Outdoor activity and learning are key to our philosophy at Brightling, because research shows they offer significant intellectual, physical and emotional benefits.

Unless Environment Canada determines the weather unsafe for outdoor play, we have our kiddos out in our creative play yards, on nature walks, in parks, and exploring our neighbourhoods every morning and every afternoon.

In our Junior Kindergarten Enrichment Program, we incorporate outdoor learning elements into our curriculum – using the changing leaves, for example, to teach our children their colours; counting rocks and flowers; the opportunities are endless. We love layering the traditional curriculum with non-traditional approaches, to give our children a broader experience of learning

You can do this at home, too – not only does it give you excuses to get outside, but it also gives you a chance to be involved in your child’s learning. You already know the magic of watching those little brains connect with information about their world; it’s worth any extra effort to create the opportunity. And the dividends in calmer kiddos after outdoor adventures are never a bad thing, either.

Here are a few ways you can foster outdoor learning at home:
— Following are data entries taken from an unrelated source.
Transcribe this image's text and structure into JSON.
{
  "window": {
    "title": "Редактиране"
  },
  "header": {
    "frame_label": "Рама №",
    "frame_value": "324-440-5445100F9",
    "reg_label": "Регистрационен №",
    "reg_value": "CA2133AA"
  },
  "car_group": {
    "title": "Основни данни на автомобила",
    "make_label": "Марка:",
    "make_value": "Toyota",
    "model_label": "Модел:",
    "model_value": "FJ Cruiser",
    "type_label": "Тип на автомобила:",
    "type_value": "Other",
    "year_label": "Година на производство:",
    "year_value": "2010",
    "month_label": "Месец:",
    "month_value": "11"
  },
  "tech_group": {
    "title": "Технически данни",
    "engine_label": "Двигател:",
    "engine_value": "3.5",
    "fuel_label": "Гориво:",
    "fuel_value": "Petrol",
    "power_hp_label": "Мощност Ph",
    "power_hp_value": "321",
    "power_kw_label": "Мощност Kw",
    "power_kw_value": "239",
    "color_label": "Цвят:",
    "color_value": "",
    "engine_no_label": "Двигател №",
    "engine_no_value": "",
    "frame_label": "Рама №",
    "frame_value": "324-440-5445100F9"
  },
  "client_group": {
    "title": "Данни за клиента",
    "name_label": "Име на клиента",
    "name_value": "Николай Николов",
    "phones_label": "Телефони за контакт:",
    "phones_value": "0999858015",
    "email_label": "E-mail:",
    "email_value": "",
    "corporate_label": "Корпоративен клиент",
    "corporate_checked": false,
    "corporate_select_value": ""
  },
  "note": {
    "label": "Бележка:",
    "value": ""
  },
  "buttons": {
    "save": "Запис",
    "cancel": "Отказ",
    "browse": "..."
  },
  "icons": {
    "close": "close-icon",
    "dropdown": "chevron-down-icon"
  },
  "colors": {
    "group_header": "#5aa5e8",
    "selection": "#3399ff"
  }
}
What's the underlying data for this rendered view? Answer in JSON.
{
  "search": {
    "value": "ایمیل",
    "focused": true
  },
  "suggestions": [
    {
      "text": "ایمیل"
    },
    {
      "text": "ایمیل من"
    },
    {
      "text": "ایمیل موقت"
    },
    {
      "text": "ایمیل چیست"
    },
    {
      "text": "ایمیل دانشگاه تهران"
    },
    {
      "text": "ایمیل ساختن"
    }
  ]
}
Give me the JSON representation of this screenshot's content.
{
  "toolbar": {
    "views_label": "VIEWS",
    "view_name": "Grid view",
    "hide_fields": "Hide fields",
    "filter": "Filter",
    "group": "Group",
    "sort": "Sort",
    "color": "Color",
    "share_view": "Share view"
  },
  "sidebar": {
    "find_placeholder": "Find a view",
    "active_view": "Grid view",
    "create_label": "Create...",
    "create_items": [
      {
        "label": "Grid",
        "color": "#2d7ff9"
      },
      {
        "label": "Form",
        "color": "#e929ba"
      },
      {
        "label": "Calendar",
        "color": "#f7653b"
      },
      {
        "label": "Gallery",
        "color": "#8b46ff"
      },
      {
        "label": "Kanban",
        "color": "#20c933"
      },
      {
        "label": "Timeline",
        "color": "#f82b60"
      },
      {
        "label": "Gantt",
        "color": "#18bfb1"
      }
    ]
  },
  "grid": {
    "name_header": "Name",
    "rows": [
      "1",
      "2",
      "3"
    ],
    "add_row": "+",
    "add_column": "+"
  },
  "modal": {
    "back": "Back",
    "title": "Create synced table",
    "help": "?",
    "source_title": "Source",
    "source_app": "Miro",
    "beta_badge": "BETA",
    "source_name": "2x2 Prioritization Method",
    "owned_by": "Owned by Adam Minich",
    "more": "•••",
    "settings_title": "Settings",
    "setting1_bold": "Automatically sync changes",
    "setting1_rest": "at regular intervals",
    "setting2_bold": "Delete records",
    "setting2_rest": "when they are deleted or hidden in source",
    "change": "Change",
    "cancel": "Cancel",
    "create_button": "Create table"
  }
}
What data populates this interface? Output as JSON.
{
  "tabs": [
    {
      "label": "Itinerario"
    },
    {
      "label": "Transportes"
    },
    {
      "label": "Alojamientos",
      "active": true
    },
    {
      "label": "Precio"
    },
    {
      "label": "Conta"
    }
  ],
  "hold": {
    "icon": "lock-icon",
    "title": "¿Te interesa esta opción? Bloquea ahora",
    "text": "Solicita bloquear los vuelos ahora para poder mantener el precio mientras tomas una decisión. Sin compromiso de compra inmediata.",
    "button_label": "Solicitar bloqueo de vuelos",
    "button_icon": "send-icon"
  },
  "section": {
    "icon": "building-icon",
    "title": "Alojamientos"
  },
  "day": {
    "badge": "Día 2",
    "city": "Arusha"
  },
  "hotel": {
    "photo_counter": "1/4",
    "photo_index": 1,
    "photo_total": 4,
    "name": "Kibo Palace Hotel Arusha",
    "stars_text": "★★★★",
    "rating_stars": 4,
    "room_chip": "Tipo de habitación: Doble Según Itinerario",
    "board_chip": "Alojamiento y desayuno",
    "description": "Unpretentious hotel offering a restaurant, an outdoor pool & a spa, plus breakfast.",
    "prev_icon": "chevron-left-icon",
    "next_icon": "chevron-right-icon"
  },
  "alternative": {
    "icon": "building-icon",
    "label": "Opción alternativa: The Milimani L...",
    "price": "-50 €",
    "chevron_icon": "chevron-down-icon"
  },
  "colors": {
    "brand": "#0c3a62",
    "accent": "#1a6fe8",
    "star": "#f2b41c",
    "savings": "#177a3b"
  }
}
  1. Go hunting for seeds. Every plant produces seeds; your child may already be aware of them from seeing them in their fruit. In any Winnipeg park this month (if not your back yard!) you’ll find the seeds of trees, ready to drop to the ground. Explain to your child how plants produce seeds so more of the same kind of tree will grow: sometimes they grow right where they drop, and other times, they are eaten by animals, and then grow further away once the animals have finished “digesting” them!
    If your child is old enough to play Name That Tree, the Manitoba government publishes a guide to native trees in our province – you can head to the park with a list of Manitoba trees, and see how many you can identify.
  2. Count anything. It can be as simple as flowers or trees or rocks… or you can make it more complicated if your kiddo is up for it. On a walk (with a clipboard… accuracy is of utmost importance!), count how many other people you see. How many are walking, running, or cycling? How many are walking dogs? How many dogs are brown or black or white or grey? How many dogs are small enough to fit in Mom’s purse? You can make the counting game as silly as you’d like… it’s all learning.
  3. Create an outdoor alphabet. As a family, find things that start with each letter of the alphabet, in order. First, we need to find something that begins with an A: air is all around us! Now, something that begins with a B (trees have bark), etc. If you expect some letters to be a big challenge, it’s not cheating to bring something in your bag that you can set out for them to find. (“Oh my goodness, who would have expected to find a picture of a zebra here in the park?!”)

Choose something that’s right for your child’s age (and if you’re not sure what that is, please reach out! We’re happy to help!), make it fun, and make it happen outdoors. Then enjoy that magic of learning together.